operator and their phone number, extension
and/or email address.
• Find out why the
end user is considering changing their
• Always have a minimum
base click count which is invoiced monthly in
• Overages should be collected and
billed monthly or quarterly in arrears.
Verify in writing how long it will take to
receive payment once the invoice is received.
• Depending on your accounting system: Ask
if invoices can be sent electronically.
Request electronic transfers when they pay
your invoices. This can increase your cash
flow by 5 to 10 days per month which amounts
to increasing yearly cash flow by 60 to 120
• All machines are not the same.
Just because your service department is well
trained on one or two lines of equipment does
not mean they can fix everything.
calculating the cost of supplies plan on using
a high quality non-OEM supply on monochrome
printers. Do not use the lowest price vendor
you find on the internet.
• When dealing
with copiers (especially color) make your

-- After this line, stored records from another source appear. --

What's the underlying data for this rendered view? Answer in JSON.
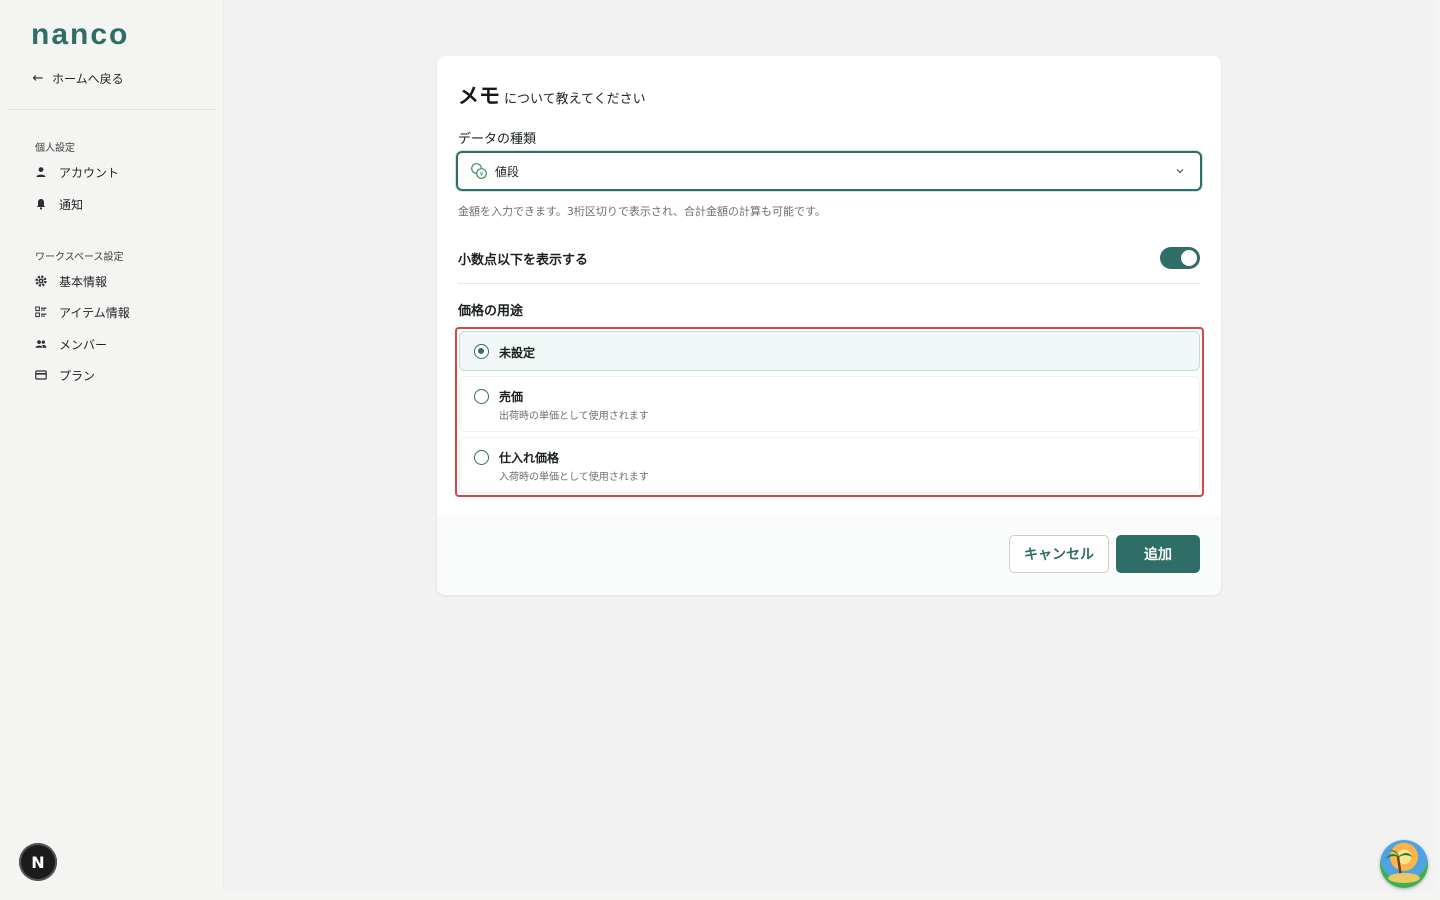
{
  "sidebar": {
    "logo": "nanco",
    "back_label": "ホームへ戻る",
    "personal_section": "個人設定",
    "personal_items": [
      {
        "label": "アカウント",
        "icon": "person-icon"
      },
      {
        "label": "通知",
        "icon": "bell-icon"
      }
    ],
    "workspace_section": "ワークスペース設定",
    "workspace_items": [
      {
        "label": "基本情報",
        "icon": "gear-icon"
      },
      {
        "label": "アイテム情報",
        "icon": "list-icon"
      },
      {
        "label": "メンバー",
        "icon": "people-icon"
      },
      {
        "label": "プラン",
        "icon": "card-icon"
      }
    ],
    "avatar_letter": "N"
  },
  "dialog": {
    "title_main": "メモ",
    "title_suffix": "について教えてください",
    "data_type_label": "データの種類",
    "data_type_value": "値段",
    "data_type_help": "金額を入力できます。3桁区切りで表示され、合計金額の計算も可能です。",
    "decimal_label": "小数点以下を表示する",
    "decimal_on": true,
    "usage_label": "価格の用途",
    "usage_options": [
      {
        "label": "未設定",
        "desc": "",
        "selected": true
      },
      {
        "label": "売価",
        "desc": "出荷時の単価として使用されます",
        "selected": false
      },
      {
        "label": "仕入れ価格",
        "desc": "入荷時の単価として使用されます",
        "selected": false
      }
    ],
    "cancel_label": "キャンセル",
    "add_label": "追加"
  },
  "colors": {
    "accent": "#2e6e66",
    "error_outline": "#d94545"
  }
}
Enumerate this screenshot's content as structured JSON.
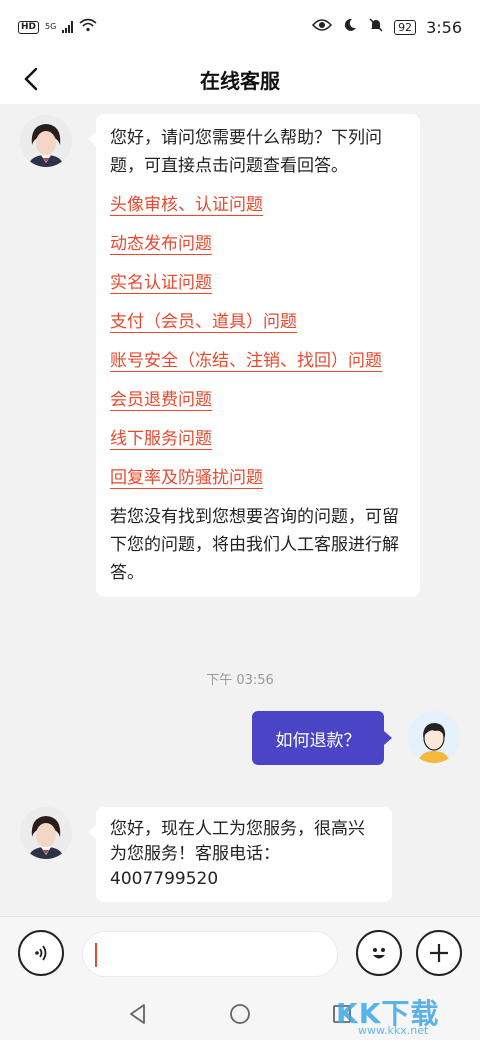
{
  "status_bar": {
    "hd": "HD",
    "network": "5G",
    "battery": "92",
    "time": "3:56"
  },
  "header": {
    "title": "在线客服"
  },
  "chat": {
    "agent_message_1": {
      "intro": "您好，请问您需要什么帮助？下列问题，可直接点击问题查看回答。",
      "links": [
        "头像审核、认证问题",
        "动态发布问题",
        "实名认证问题",
        "支付（会员、道具）问题",
        "账号安全（冻结、注销、找回）问题",
        "会员退费问题",
        "线下服务问题",
        "回复率及防骚扰问题"
      ],
      "outro": "若您没有找到您想要咨询的问题，可留下您的问题，将由我们人工客服进行解答。"
    },
    "timestamp": "下午 03:56",
    "user_message": "如何退款？",
    "agent_message_2": "您好，现在人工为您服务，很高兴为您服务！客服电话：4007799520"
  },
  "input": {
    "placeholder": ""
  },
  "watermark": {
    "brand": "KK下载",
    "url": "www.kkx.net"
  },
  "colors": {
    "link": "#e8492f",
    "user_bubble": "#4a45c6",
    "background": "#f2f2f2"
  }
}
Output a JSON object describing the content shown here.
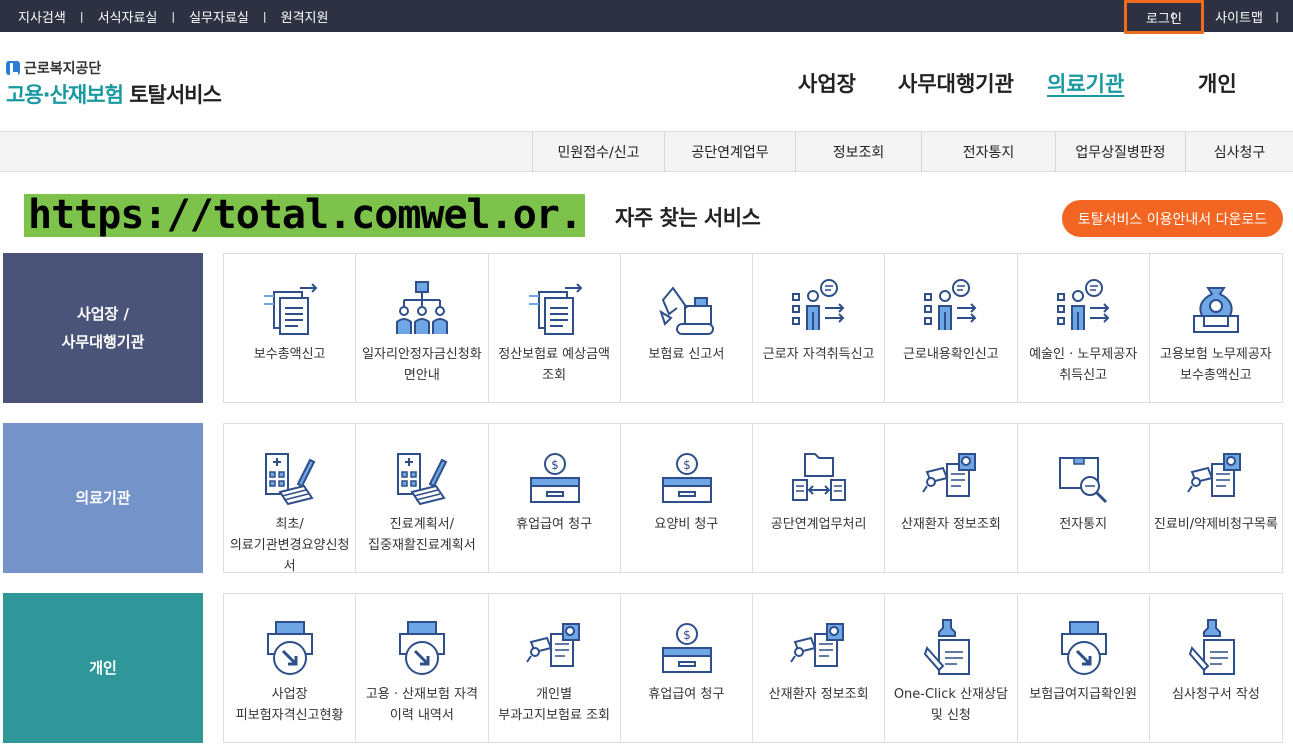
{
  "topbar": {
    "left": [
      "지사검색",
      "서식자료실",
      "실무자료실",
      "원격지원"
    ],
    "login": "로그인",
    "sitemap": "사이트맵"
  },
  "logo": {
    "org": "근로복지공단",
    "title_teal": "고용·산재보험",
    "title_dark": "토탈서비스"
  },
  "mainnav": [
    "사업장",
    "사무대행기관",
    "의료기관",
    "개인"
  ],
  "mainnav_active": "의료기관",
  "subnav": [
    "민원접수/신고",
    "공단연계업무",
    "정보조회",
    "전자통지",
    "업무상질병판정",
    "심사청구"
  ],
  "banner_url": "https://total.comwel.or.kr",
  "frequent_title": "자주 찾는 서비스",
  "download_button": "토탈서비스 이용안내서 다운로드",
  "colors": {
    "topbar": "#2d3142",
    "accent": "#1a9aa0",
    "orange": "#f26522",
    "icon": "#2f4f8a"
  },
  "sections": [
    {
      "category": "사업장 /\n사무대행기관",
      "color": "#4a5378",
      "items": [
        {
          "label": "보수총액신고",
          "icon": "document-arrows-icon"
        },
        {
          "label": "일자리안정자금신청화면안내",
          "icon": "people-network-icon"
        },
        {
          "label": "정산보험료 예상금액 조회",
          "icon": "document-arrows-icon"
        },
        {
          "label": "보험료 신고서",
          "icon": "excavator-icon"
        },
        {
          "label": "근로자 자격취득신고",
          "icon": "person-checklist-icon"
        },
        {
          "label": "근로내용확인신고",
          "icon": "person-checklist-icon"
        },
        {
          "label": "예술인 · 노무제공자 취득신고",
          "icon": "person-checklist-icon"
        },
        {
          "label": "고용보험 노무제공자 보수총액신고",
          "icon": "money-bag-icon"
        }
      ]
    },
    {
      "category": "의료기관",
      "color": "#7393c9",
      "items": [
        {
          "label": "최초/의료기관변경요양신청서",
          "icon": "hospital-form-icon"
        },
        {
          "label": "진료계획서/집중재활진료계획서",
          "icon": "hospital-form-icon"
        },
        {
          "label": "휴업급여 청구",
          "icon": "coin-box-icon"
        },
        {
          "label": "요양비 청구",
          "icon": "coin-box-icon"
        },
        {
          "label": "공단연계업무처리",
          "icon": "folder-exchange-icon"
        },
        {
          "label": "산재환자 정보조회",
          "icon": "document-search-icon"
        },
        {
          "label": "전자통지",
          "icon": "mail-search-icon"
        },
        {
          "label": "진료비/약제비청구목록",
          "icon": "document-search-icon"
        }
      ]
    },
    {
      "category": "개인",
      "color": "#2f9699",
      "items": [
        {
          "label": "사업장 피보험자격신고현황",
          "icon": "printer-arrow-icon"
        },
        {
          "label": "고용 · 산재보험 자격 이력 내역서",
          "icon": "printer-arrow-icon"
        },
        {
          "label": "개인별 부과고지보험료 조회",
          "icon": "document-search-icon"
        },
        {
          "label": "휴업급여 청구",
          "icon": "coin-box-icon"
        },
        {
          "label": "산재환자 정보조회",
          "icon": "document-search-icon"
        },
        {
          "label": "One-Click 산재상담 및 신청",
          "icon": "stamp-document-icon"
        },
        {
          "label": "보험급여지급확인원",
          "icon": "printer-arrow-icon"
        },
        {
          "label": "심사청구서 작성",
          "icon": "stamp-document-icon"
        }
      ]
    }
  ]
}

calculations using the cost of OEM supplies.
• Include the cost of freight from the vendor
to you and from you to the end user. Once you
get a feel for the customer’s needs, you may
be able to transition into successfully using
compatible copier and color products. But do
not count on it.
• Having exact equipment
location and contacts can save the dealership
thousands of dollars in field tech labor.
Don’t be in a rush to lose money.
sure any signed MPS agreement does not require
a technician onsite 8 am -5 pm daily. It is
not necessary to have a technician assigned
full time to any location. Familiarity breeds
laziness, instant excuses and alibis. If a
full time tech is requested, write your MPS
agreements to include daily in person onsite
coverage of field technician. This does not
mean the tech must be assigned to work at a
customer’s office from 8 am -5 pm daily. In
fact, most techs who are paid for working full
time at a single location rarely work 8 hours
per day. Make a point of having the tech
always start at another customer’s site which
should be within a 30 minute drive. Have a
supervisor drop in unannounced from time to
time to see what the assigned tech is actually
doing. In the words of Ronald Reagan, “Trust,
When it comes to MPS
agreements, an ounce of prevention is worth
$100,000s of cure. Even a tiny pricing
mistake, multiplied by millions of clicks can
be disastrous. Don’t let the fox guard the hen
house. Anyone who will directly make money on
a new MPS deal should not be the sole person
verifying the facts or calculating the cost.
Ronelle Ingram, author of Service With
A Smile, also teaches service seminars. She
can be reached at